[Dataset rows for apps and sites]

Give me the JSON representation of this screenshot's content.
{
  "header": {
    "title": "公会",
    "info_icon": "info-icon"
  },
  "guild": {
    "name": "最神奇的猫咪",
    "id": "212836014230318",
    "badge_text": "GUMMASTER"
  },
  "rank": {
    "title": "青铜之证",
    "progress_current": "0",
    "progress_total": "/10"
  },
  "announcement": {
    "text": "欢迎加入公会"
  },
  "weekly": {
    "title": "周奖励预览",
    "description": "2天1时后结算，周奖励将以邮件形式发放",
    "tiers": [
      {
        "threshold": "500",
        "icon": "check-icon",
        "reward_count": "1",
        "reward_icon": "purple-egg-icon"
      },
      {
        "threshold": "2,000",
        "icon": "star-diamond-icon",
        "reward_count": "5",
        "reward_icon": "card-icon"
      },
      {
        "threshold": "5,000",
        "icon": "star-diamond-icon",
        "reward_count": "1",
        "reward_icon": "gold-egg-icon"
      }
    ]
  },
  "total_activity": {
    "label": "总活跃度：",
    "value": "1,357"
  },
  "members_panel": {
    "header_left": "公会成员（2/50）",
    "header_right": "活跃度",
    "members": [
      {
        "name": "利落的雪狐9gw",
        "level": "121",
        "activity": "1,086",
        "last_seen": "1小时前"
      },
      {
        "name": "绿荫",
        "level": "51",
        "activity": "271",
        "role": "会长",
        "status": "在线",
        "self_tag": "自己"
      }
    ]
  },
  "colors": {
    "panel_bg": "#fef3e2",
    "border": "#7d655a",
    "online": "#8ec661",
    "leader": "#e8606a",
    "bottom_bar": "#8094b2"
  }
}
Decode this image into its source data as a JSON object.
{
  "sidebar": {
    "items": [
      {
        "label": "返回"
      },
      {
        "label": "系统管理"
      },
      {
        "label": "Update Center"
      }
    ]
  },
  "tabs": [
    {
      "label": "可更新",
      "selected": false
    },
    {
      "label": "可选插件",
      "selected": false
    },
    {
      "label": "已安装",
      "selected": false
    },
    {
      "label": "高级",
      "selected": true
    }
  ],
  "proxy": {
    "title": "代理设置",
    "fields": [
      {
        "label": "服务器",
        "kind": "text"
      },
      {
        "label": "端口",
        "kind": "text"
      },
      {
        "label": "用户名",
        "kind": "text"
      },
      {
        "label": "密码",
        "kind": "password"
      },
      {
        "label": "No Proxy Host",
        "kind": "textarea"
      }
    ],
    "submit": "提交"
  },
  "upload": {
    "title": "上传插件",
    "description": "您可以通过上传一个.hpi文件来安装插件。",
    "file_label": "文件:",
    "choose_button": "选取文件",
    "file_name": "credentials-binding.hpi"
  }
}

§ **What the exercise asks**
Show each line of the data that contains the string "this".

§ **Written answer**
Give me the JSON representation of this screenshot's content.
Decode this image into its source data as a JSON object.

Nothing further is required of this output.